** TASK BRIEF **
Go through the records below and return each line that has "Vargas" in it.

** PROVIDED DATA **
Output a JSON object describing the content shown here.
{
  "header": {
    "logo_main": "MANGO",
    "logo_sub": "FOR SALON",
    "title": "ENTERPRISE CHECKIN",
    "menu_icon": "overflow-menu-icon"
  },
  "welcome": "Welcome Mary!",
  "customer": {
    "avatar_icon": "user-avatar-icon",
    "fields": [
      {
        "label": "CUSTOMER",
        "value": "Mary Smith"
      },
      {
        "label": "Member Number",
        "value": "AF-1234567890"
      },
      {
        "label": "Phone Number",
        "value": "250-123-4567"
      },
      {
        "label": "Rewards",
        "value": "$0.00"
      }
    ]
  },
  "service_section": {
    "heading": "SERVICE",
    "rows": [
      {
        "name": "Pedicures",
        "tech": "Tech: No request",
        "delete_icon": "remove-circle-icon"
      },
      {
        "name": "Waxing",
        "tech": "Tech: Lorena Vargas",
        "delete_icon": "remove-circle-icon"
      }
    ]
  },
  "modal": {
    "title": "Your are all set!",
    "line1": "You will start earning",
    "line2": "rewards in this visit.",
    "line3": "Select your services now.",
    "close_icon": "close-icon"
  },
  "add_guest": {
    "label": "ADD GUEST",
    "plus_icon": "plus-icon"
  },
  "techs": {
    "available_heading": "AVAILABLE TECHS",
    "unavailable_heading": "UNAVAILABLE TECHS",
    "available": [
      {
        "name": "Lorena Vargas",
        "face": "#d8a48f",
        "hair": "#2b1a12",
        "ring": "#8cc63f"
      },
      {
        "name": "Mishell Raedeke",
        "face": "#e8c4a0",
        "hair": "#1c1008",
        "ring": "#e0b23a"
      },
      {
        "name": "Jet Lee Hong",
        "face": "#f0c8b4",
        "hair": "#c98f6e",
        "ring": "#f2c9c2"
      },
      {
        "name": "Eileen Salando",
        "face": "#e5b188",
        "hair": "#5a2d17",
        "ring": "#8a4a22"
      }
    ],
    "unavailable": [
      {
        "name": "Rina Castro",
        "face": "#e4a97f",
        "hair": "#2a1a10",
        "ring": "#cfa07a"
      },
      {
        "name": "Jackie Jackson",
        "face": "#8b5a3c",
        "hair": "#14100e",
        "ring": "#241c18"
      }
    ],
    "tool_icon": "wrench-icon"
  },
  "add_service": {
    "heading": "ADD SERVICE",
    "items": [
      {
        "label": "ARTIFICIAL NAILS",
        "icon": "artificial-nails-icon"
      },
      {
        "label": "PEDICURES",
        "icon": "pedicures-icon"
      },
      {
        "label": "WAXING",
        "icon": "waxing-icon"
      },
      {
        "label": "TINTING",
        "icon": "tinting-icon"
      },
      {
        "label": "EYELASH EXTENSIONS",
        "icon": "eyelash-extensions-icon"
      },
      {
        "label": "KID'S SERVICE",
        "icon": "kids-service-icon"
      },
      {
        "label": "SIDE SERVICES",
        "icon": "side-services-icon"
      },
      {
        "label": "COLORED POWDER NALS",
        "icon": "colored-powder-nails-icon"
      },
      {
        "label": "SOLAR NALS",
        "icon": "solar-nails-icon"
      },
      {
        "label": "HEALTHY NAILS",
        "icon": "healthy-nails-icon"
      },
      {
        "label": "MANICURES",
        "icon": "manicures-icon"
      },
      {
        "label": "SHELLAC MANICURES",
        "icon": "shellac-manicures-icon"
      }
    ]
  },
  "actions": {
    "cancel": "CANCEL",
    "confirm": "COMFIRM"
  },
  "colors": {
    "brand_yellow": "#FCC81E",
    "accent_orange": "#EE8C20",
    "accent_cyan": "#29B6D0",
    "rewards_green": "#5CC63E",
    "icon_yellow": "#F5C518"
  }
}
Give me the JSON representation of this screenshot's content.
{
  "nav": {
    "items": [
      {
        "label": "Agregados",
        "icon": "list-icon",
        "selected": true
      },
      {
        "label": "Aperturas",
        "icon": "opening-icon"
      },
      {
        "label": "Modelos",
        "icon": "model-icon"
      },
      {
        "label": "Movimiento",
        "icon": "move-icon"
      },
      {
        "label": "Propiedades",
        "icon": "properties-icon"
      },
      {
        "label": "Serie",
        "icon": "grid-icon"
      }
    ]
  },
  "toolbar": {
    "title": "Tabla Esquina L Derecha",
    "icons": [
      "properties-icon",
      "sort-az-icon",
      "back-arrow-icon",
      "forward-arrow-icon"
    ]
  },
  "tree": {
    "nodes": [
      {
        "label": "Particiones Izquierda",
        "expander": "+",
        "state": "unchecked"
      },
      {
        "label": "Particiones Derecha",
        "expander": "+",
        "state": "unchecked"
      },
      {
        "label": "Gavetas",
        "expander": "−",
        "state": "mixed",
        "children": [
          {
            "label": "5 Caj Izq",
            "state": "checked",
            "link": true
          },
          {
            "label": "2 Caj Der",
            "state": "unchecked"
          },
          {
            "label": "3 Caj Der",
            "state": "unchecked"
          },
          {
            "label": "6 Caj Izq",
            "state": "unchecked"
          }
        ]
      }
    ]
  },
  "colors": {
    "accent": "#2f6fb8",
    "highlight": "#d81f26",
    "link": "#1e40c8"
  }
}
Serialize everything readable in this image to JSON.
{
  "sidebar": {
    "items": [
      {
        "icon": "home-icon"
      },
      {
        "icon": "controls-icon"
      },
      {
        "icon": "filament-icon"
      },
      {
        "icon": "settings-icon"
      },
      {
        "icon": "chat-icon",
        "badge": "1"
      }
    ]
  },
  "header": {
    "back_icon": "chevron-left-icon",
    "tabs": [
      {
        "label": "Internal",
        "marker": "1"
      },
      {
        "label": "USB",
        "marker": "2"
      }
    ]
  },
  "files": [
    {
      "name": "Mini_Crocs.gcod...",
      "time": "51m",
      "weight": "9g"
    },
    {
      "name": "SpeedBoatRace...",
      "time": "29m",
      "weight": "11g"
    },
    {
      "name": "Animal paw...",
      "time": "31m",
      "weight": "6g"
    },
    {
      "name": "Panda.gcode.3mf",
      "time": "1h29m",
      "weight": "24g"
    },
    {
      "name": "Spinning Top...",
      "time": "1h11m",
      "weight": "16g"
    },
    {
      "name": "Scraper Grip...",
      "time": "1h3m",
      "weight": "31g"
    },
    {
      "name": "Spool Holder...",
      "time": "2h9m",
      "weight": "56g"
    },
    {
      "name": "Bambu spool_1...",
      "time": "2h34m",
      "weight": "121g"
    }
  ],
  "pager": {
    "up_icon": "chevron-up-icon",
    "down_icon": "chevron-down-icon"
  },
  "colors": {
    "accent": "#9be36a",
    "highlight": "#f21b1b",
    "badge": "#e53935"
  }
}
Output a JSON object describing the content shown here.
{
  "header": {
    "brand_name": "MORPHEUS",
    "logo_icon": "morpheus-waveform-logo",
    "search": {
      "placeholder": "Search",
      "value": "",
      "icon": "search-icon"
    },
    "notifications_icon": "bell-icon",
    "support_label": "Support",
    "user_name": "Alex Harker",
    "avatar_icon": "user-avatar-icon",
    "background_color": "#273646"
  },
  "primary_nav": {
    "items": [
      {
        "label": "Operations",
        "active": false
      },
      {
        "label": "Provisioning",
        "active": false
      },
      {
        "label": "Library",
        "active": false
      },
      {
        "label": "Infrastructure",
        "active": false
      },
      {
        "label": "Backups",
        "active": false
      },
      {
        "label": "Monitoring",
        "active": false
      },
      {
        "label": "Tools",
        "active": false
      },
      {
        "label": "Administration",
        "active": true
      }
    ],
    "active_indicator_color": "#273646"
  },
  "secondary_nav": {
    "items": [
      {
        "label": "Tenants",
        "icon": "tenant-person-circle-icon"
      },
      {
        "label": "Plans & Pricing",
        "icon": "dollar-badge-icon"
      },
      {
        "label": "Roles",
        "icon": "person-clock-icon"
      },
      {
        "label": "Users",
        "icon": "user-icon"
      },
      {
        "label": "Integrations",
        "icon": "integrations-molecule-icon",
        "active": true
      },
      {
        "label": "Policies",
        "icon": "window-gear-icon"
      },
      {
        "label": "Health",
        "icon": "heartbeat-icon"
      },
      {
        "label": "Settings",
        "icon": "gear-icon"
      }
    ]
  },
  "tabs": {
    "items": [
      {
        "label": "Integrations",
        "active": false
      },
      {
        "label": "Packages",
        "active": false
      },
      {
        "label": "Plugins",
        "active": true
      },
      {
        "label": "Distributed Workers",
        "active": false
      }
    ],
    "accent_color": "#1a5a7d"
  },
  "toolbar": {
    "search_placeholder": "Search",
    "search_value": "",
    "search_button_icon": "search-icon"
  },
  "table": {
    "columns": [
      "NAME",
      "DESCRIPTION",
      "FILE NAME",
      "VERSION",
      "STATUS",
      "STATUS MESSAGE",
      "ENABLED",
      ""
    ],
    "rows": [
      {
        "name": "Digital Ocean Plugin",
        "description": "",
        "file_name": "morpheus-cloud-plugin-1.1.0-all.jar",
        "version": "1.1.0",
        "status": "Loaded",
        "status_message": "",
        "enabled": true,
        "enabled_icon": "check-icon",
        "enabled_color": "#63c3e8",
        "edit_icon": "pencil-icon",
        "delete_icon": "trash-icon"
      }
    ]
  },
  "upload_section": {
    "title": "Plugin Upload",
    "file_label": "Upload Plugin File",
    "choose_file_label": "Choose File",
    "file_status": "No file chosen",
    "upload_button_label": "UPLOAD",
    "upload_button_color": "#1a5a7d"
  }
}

** EXERCISE ANSWER **
        "tech": "Tech: Lorena Vargas",
        "name": "Lorena Vargas",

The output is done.